Your assignment: Please filter the entries for the word "title" and copy every line that has it.

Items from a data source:
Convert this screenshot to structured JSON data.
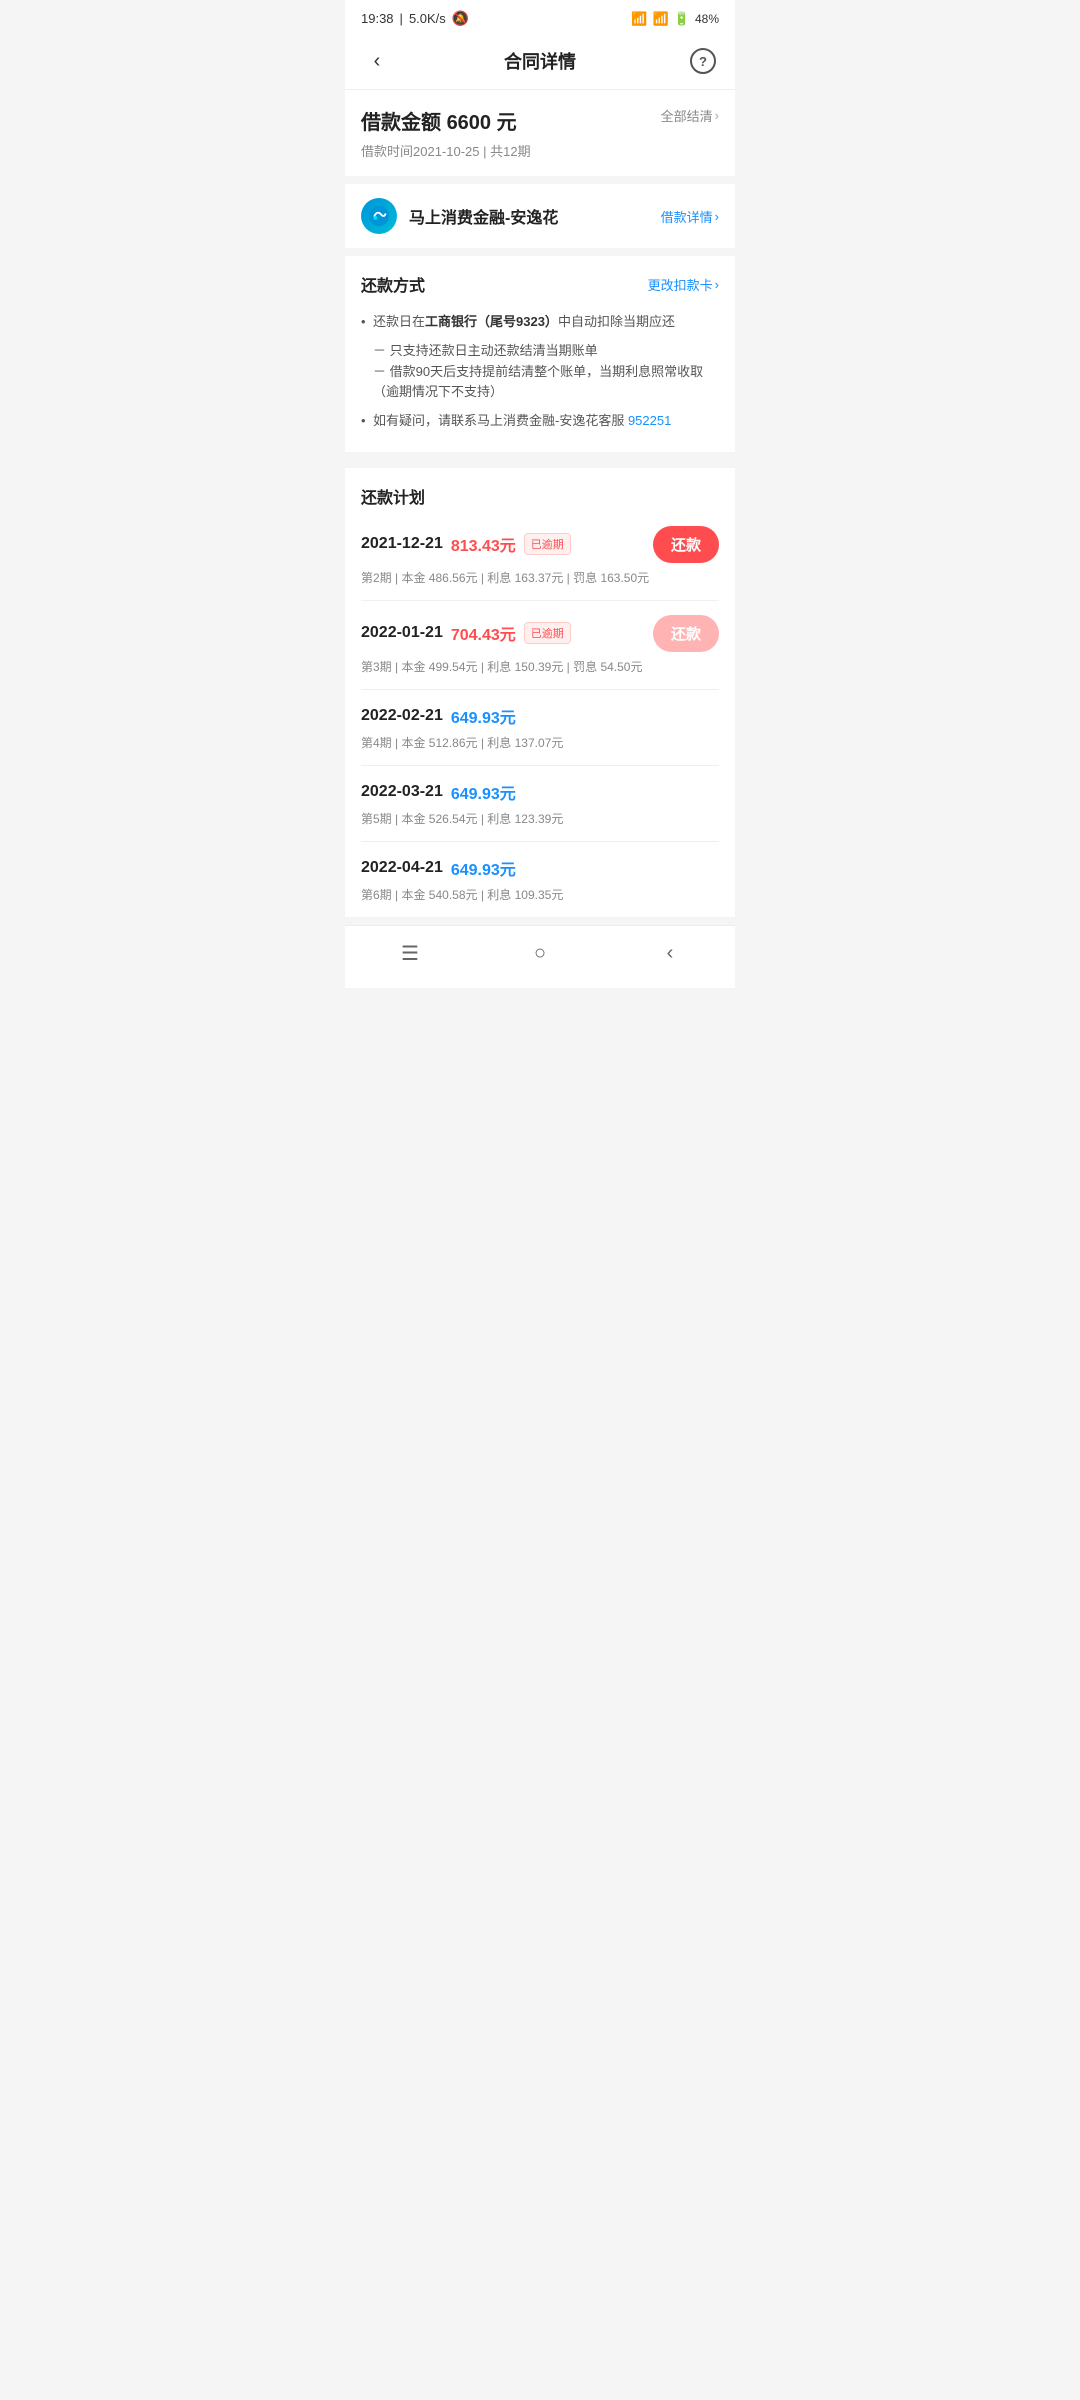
{
  "statusBar": {
    "time": "19:38",
    "network": "5.0K/s",
    "battery": "48%"
  },
  "navBar": {
    "title": "合同详情",
    "backLabel": "‹",
    "helpLabel": "?"
  },
  "loanInfo": {
    "label": "借款金额",
    "amount": "6600 元",
    "date": "借款时间2021-10-25",
    "periods": "共12期",
    "settleLabel": "全部结清"
  },
  "bank": {
    "name": "马上消费金融-安逸花",
    "detailLabel": "借款详情"
  },
  "repayMethod": {
    "title": "还款方式",
    "changeLabel": "更改扣款卡",
    "notes": [
      "还款日在工商银行（尾号9323）中自动扣除当期应还",
      "－ 只支持还款日主动还款结清当期账单\n－ 借款90天后支持提前结清整个账单，当期利息照常收取（逾期情况下不支持）",
      "如有疑问，请联系马上消费金融-安逸花客服 952251"
    ],
    "bankHighlight": "工商银行（尾号9323）",
    "phone": "952251"
  },
  "repaymentPlan": {
    "title": "还款计划",
    "items": [
      {
        "date": "2021-12-21",
        "amount": "813.43元",
        "status": "已逾期",
        "overdue": true,
        "buttonLabel": "还款",
        "buttonActive": true,
        "detail": "第2期 | 本金 486.56元 | 利息 163.37元 | 罚息 163.50元"
      },
      {
        "date": "2022-01-21",
        "amount": "704.43元",
        "status": "已逾期",
        "overdue": true,
        "buttonLabel": "还款",
        "buttonActive": false,
        "detail": "第3期 | 本金 499.54元 | 利息 150.39元 | 罚息 54.50元"
      },
      {
        "date": "2022-02-21",
        "amount": "649.93元",
        "status": "",
        "overdue": false,
        "buttonLabel": "",
        "buttonActive": false,
        "detail": "第4期 | 本金 512.86元 | 利息 137.07元"
      },
      {
        "date": "2022-03-21",
        "amount": "649.93元",
        "status": "",
        "overdue": false,
        "buttonLabel": "",
        "buttonActive": false,
        "detail": "第5期 | 本金 526.54元 | 利息 123.39元"
      },
      {
        "date": "2022-04-21",
        "amount": "649.93元",
        "status": "",
        "overdue": false,
        "buttonLabel": "",
        "buttonActive": false,
        "detail": "第6期 | 本金 540.58元 | 利息 109.35元"
      }
    ]
  },
  "bottomNav": {
    "menu": "☰",
    "home": "○",
    "back": "‹"
  }
}
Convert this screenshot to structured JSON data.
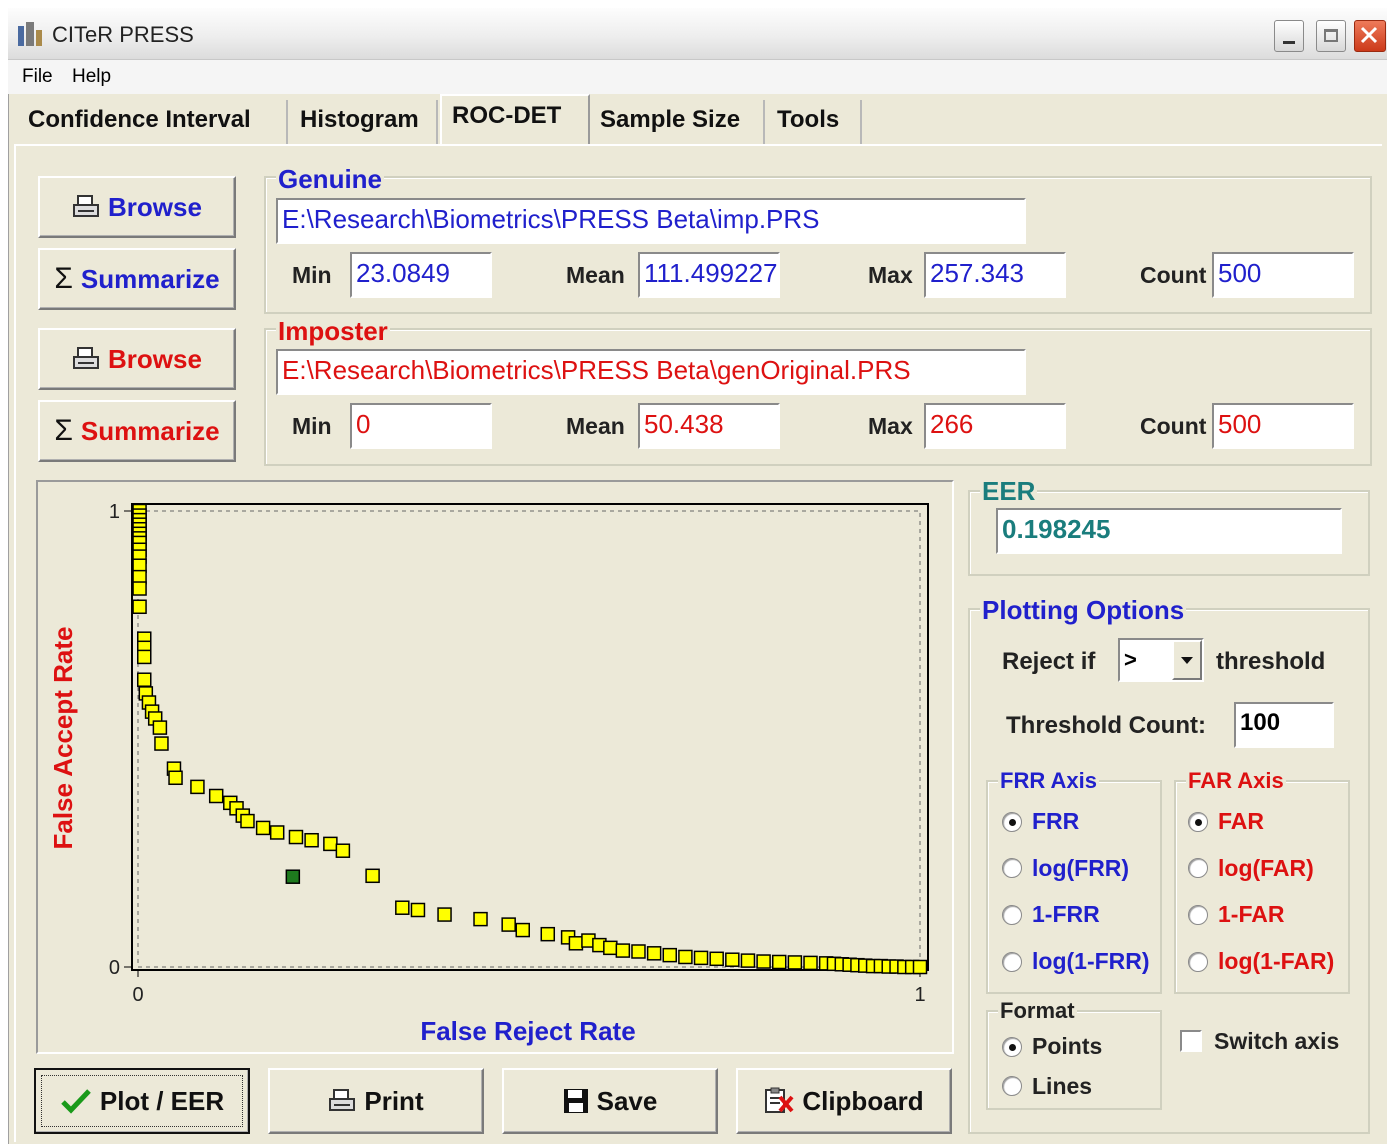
{
  "window": {
    "title": "CITeR PRESS"
  },
  "menu": {
    "items": [
      "File",
      "Help"
    ]
  },
  "tabs": [
    "Confidence Interval",
    "Histogram",
    "ROC-DET",
    "Sample Size",
    "Tools"
  ],
  "active_tab": "ROC-DET",
  "buttons": {
    "browse": "Browse",
    "summarize": "Summarize",
    "plot_eer": "Plot / EER",
    "print": "Print",
    "save": "Save",
    "clipboard": "Clipboard"
  },
  "genuine": {
    "label": "Genuine",
    "path": "E:\\Research\\Biometrics\\PRESS Beta\\imp.PRS",
    "min_label": "Min",
    "min": "23.0849",
    "mean_label": "Mean",
    "mean": "111.499227",
    "max_label": "Max",
    "max": "257.343",
    "count_label": "Count",
    "count": "500"
  },
  "imposter": {
    "label": "Imposter",
    "path": "E:\\Research\\Biometrics\\PRESS Beta\\genOriginal.PRS",
    "min_label": "Min",
    "min": "0",
    "mean_label": "Mean",
    "mean": "50.438",
    "max_label": "Max",
    "max": "266",
    "count_label": "Count",
    "count": "500"
  },
  "eer": {
    "label": "EER",
    "value": "0.198245"
  },
  "plotting_options": {
    "label": "Plotting Options",
    "reject_if_label": "Reject if",
    "reject_if_value": ">",
    "threshold_label": "threshold",
    "threshold_count_label": "Threshold Count:",
    "threshold_count": "100",
    "frr_axis": {
      "label": "FRR Axis",
      "options": [
        "FRR",
        "log(FRR)",
        "1-FRR",
        "log(1-FRR)"
      ],
      "selected": "FRR"
    },
    "far_axis": {
      "label": "FAR Axis",
      "options": [
        "FAR",
        "log(FAR)",
        "1-FAR",
        "log(1-FAR)"
      ],
      "selected": "FAR"
    },
    "format": {
      "label": "Format",
      "options": [
        "Points",
        "Lines"
      ],
      "selected": "Points"
    },
    "switch_axis_label": "Switch axis",
    "switch_axis": false
  },
  "colors": {
    "genuine": "#2020cc",
    "imposter": "#dd1111",
    "eer": "#1a7d7d",
    "marker": "#ffff00",
    "eer_marker": "#1e7a1e",
    "background": "#ece9d8"
  },
  "chart_data": {
    "type": "scatter",
    "xlabel": "False Reject Rate",
    "ylabel": "False Accept Rate",
    "xlim": [
      0,
      1
    ],
    "ylim": [
      0,
      1
    ],
    "x_ticks": [
      "0",
      "1"
    ],
    "y_ticks": [
      "0",
      "1"
    ],
    "grid": false,
    "marker": "square",
    "points": [
      [
        0.002,
        1.0
      ],
      [
        0.002,
        0.99
      ],
      [
        0.002,
        0.98
      ],
      [
        0.002,
        0.97
      ],
      [
        0.002,
        0.96
      ],
      [
        0.002,
        0.95
      ],
      [
        0.002,
        0.94
      ],
      [
        0.002,
        0.93
      ],
      [
        0.002,
        0.915
      ],
      [
        0.002,
        0.9
      ],
      [
        0.002,
        0.88
      ],
      [
        0.002,
        0.855
      ],
      [
        0.002,
        0.83
      ],
      [
        0.002,
        0.79
      ],
      [
        0.008,
        0.72
      ],
      [
        0.008,
        0.7
      ],
      [
        0.008,
        0.68
      ],
      [
        0.008,
        0.63
      ],
      [
        0.01,
        0.6
      ],
      [
        0.014,
        0.58
      ],
      [
        0.018,
        0.56
      ],
      [
        0.022,
        0.545
      ],
      [
        0.028,
        0.525
      ],
      [
        0.03,
        0.49
      ],
      [
        0.046,
        0.435
      ],
      [
        0.048,
        0.415
      ],
      [
        0.076,
        0.395
      ],
      [
        0.1,
        0.375
      ],
      [
        0.118,
        0.36
      ],
      [
        0.126,
        0.348
      ],
      [
        0.134,
        0.332
      ],
      [
        0.14,
        0.32
      ],
      [
        0.16,
        0.305
      ],
      [
        0.178,
        0.295
      ],
      [
        0.202,
        0.285
      ],
      [
        0.222,
        0.278
      ],
      [
        0.246,
        0.27
      ],
      [
        0.262,
        0.255
      ],
      [
        0.3,
        0.2
      ],
      [
        0.338,
        0.13
      ],
      [
        0.358,
        0.125
      ],
      [
        0.392,
        0.115
      ],
      [
        0.438,
        0.105
      ],
      [
        0.474,
        0.093
      ],
      [
        0.492,
        0.081
      ],
      [
        0.524,
        0.072
      ],
      [
        0.55,
        0.065
      ],
      [
        0.56,
        0.052
      ],
      [
        0.576,
        0.058
      ],
      [
        0.59,
        0.048
      ],
      [
        0.604,
        0.042
      ],
      [
        0.62,
        0.036
      ],
      [
        0.64,
        0.034
      ],
      [
        0.66,
        0.03
      ],
      [
        0.68,
        0.026
      ],
      [
        0.7,
        0.022
      ],
      [
        0.72,
        0.02
      ],
      [
        0.74,
        0.018
      ],
      [
        0.76,
        0.016
      ],
      [
        0.78,
        0.014
      ],
      [
        0.8,
        0.012
      ],
      [
        0.82,
        0.011
      ],
      [
        0.84,
        0.01
      ],
      [
        0.86,
        0.009
      ],
      [
        0.88,
        0.008
      ],
      [
        0.89,
        0.007
      ],
      [
        0.9,
        0.006
      ],
      [
        0.91,
        0.005
      ],
      [
        0.92,
        0.004
      ],
      [
        0.93,
        0.003
      ],
      [
        0.94,
        0.002
      ],
      [
        0.95,
        0.002
      ],
      [
        0.96,
        0.001
      ],
      [
        0.97,
        0.001
      ],
      [
        0.98,
        0.0
      ],
      [
        0.99,
        0.0
      ],
      [
        1.0,
        0.0
      ]
    ],
    "eer_point": [
      0.198,
      0.198
    ]
  }
}
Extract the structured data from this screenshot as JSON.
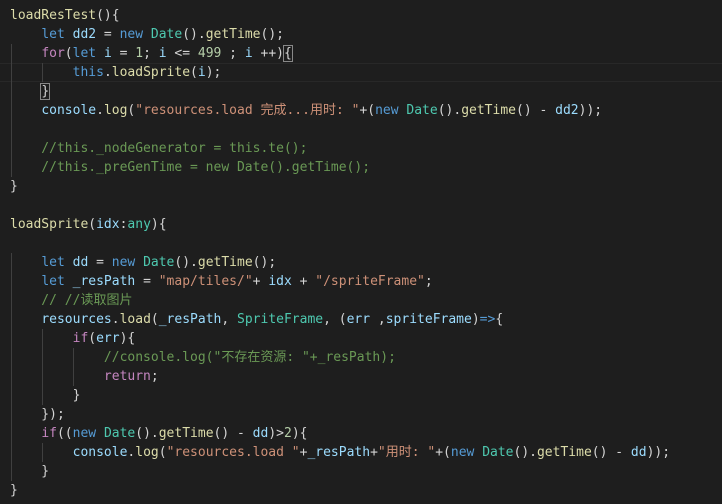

Response below:
    "title": "合同详情",
    "title": "还款方式",
    "title": "还款计划",
    "title": "CITeR PRESS"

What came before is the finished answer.